Stored items:

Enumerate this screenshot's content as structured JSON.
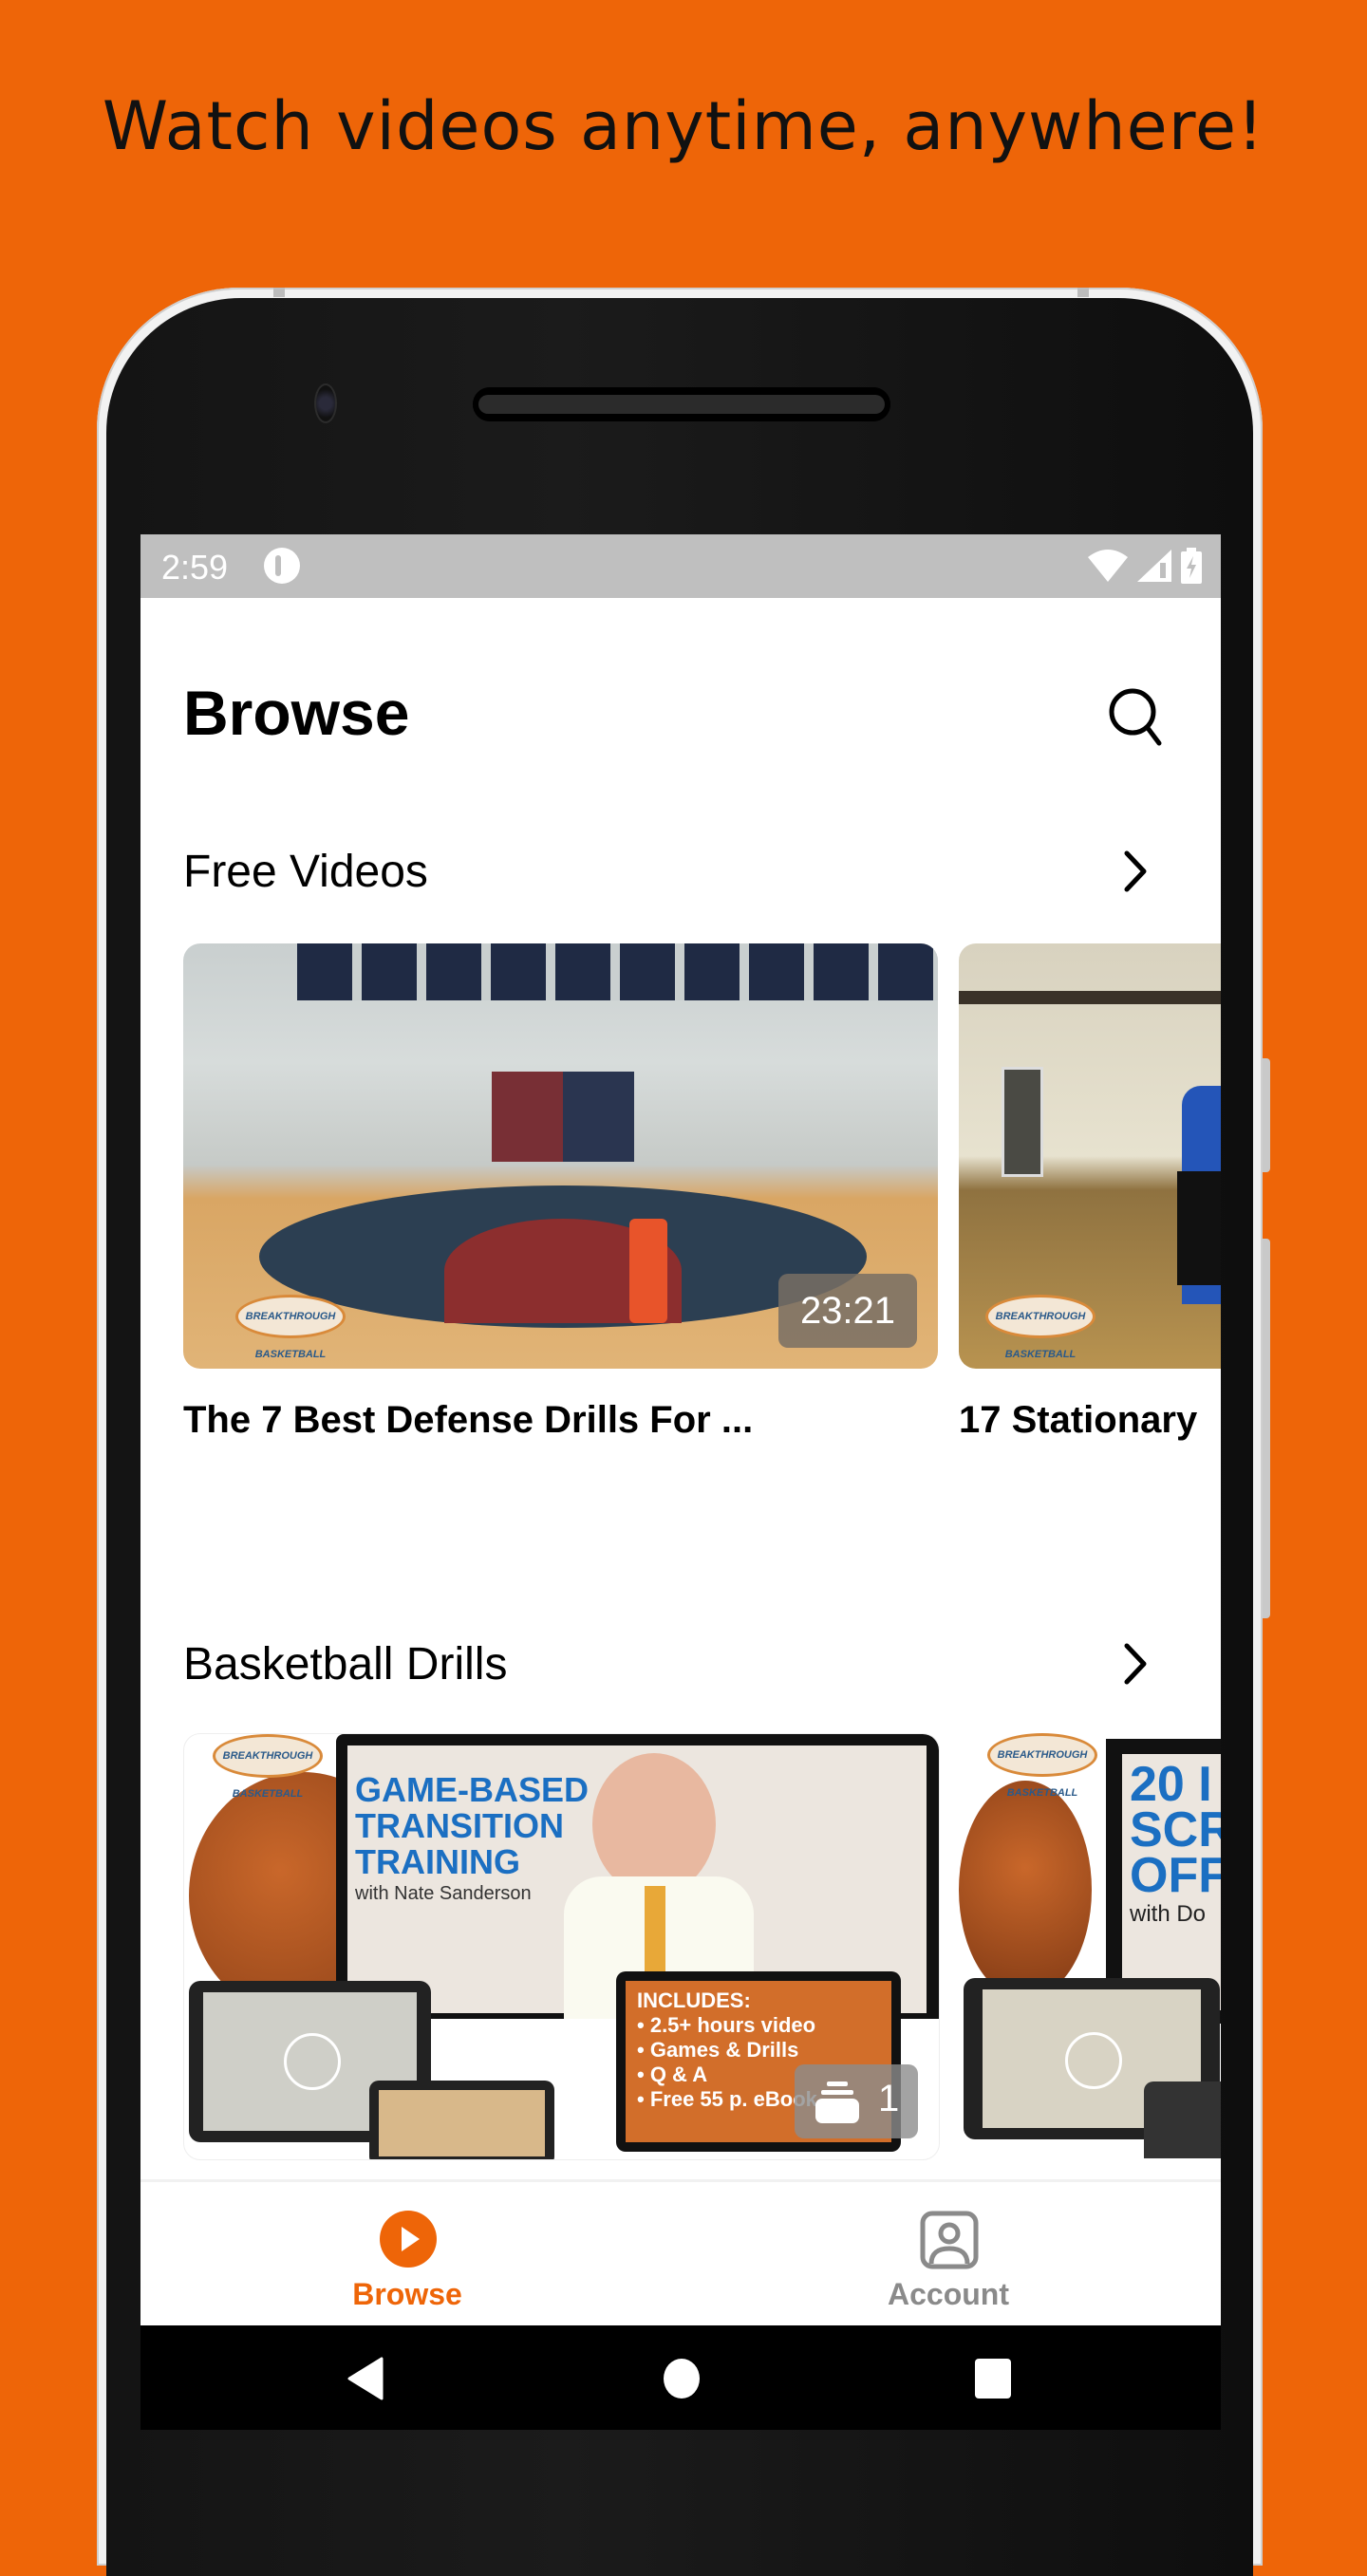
{
  "promo": {
    "headline": "Watch videos anytime, anywhere!"
  },
  "colors": {
    "background": "#EE6508",
    "accent": "#EE6508",
    "inactive_tab": "#8A8A8A",
    "status_bar": "#BFBFBF"
  },
  "status_bar": {
    "time": "2:59",
    "icons": [
      "app-notification-icon",
      "wifi-icon",
      "cell-signal-icon",
      "battery-charging-icon"
    ]
  },
  "header": {
    "title": "Browse",
    "search_icon": "search-icon"
  },
  "sections": [
    {
      "title": "Free Videos",
      "items": [
        {
          "title": "The 7 Best Defense Drills For ...",
          "duration": "23:21",
          "watermark": "BREAKTHROUGH BASKETBALL"
        },
        {
          "title": "17 Stationary",
          "watermark": "BREAKTHROUGH BASKETBALL"
        }
      ]
    },
    {
      "title": "Basketball Drills",
      "items": [
        {
          "watermark": "BREAKTHROUGH BASKETBALL",
          "poster_title": [
            "GAME-BASED",
            "TRANSITION",
            "TRAINING"
          ],
          "poster_subtitle": "with Nate Sanderson",
          "includes_heading": "INCLUDES:",
          "includes": [
            "2.5+ hours video",
            "Games & Drills",
            "Q & A",
            "Free 55 p. eBook"
          ],
          "count": "1"
        },
        {
          "watermark": "BREAKTHROUGH BASKETBALL",
          "poster_title": [
            "20 I",
            "SCR",
            "OFF"
          ],
          "poster_subtitle": "with Do"
        }
      ]
    }
  ],
  "tabs": [
    {
      "label": "Browse",
      "icon": "play-circle-icon",
      "active": true
    },
    {
      "label": "Account",
      "icon": "account-icon",
      "active": false
    }
  ],
  "nav": {
    "back": "back-icon",
    "home": "home-icon",
    "recents": "recents-icon"
  }
}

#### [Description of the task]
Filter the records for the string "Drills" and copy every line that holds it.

#### [Output]
          "title": "The 7 Best Defense Drills For ...",
      "title": "Basketball Drills",
            "Games & Drills",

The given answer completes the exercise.